So don’t skimp on the research when you’re developing material for it.
It can be tempting, but just don’t do it.
You’re not doing direct promotion here. The moment you start to sound like you’re selling things, you’ll very likely damage the efficacy of your content marketing.
You can talk about your products or services on occasion, but not too often.
And certainly not in a way that even remotely reminds people of an advertisement.
This is particularly important when you’re just getting started.
You still have to establish your trustworthiness and reliability as a source of content they want or can appreciate, after all.
Only after you’ve done that can you even begin to mention your products and services, and even then only in a way that doesn’t outright try to sell them.
Save that sort of content for your ads.
Where Possible, Add Visuals
This is a moot point if the content types you’ve chosen are inherently visual, of course.
But if you’re producing things like blogs or newsletters, visuals can be easy to overlook.
They’re vital, though. That’s because images and videos are the preferred content types for most people.
As such, try to ensure your content comes with visuals whenever possible.
Once you’ve produced your content, it’s time for it to go live, of course.
Content publication has its own rules and best practices, though.
There are considerations like when to publish, how to promote content you’re putting out, how to amplify content’s reach, and more.
We’ll cover that in our next article for this series. For now, just remember that you can always reach out to us if you want help with your own brand’s content marketing.
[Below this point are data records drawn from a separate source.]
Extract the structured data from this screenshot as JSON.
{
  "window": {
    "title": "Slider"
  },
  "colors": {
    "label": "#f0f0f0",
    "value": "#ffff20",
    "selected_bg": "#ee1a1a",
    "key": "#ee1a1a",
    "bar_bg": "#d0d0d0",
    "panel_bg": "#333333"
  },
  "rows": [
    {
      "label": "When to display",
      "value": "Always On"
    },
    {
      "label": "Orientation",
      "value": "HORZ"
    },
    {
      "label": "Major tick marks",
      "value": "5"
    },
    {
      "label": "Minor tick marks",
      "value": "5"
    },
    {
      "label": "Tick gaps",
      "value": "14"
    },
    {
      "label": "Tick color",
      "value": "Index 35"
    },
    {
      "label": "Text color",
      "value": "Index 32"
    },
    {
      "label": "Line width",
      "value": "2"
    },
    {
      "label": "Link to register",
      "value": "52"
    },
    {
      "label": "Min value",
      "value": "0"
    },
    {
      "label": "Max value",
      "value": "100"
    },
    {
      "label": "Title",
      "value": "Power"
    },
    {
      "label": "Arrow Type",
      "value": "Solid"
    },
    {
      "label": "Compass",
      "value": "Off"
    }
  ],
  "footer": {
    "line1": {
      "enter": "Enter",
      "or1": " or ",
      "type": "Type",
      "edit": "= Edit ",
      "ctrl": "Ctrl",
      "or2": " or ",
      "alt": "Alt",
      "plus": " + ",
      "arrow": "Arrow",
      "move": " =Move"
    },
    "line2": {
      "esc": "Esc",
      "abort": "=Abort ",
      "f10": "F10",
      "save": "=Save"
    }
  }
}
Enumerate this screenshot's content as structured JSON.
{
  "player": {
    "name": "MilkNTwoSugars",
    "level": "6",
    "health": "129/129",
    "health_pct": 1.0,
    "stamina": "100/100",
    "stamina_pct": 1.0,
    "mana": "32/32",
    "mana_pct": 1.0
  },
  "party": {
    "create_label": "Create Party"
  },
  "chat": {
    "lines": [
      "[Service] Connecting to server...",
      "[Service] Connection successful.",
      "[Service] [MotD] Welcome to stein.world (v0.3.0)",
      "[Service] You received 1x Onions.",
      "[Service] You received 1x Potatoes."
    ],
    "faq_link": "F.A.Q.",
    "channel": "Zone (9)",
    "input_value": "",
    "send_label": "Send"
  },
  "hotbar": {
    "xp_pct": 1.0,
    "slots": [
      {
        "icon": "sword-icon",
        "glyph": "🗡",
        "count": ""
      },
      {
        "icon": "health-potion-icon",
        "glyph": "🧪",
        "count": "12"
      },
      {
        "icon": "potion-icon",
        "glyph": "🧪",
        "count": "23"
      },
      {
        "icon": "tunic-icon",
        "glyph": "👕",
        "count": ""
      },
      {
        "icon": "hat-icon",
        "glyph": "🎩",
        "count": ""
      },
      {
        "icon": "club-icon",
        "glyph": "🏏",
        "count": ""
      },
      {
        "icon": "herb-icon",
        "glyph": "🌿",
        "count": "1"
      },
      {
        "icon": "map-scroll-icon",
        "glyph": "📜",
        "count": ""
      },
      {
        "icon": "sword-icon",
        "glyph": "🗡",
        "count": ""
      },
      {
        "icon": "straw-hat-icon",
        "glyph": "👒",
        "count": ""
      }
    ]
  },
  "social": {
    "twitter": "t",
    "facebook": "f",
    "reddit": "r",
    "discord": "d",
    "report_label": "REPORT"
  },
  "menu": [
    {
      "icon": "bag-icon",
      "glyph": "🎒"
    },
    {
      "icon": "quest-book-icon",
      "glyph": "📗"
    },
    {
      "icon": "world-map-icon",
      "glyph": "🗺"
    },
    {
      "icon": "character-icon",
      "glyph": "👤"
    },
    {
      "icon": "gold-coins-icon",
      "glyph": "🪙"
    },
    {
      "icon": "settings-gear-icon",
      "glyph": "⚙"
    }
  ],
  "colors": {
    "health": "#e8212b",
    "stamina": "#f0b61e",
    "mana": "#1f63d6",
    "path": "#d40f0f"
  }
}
We can discuss your options based on your brand and goals, so don’t hesitate to drop us a line for assistance!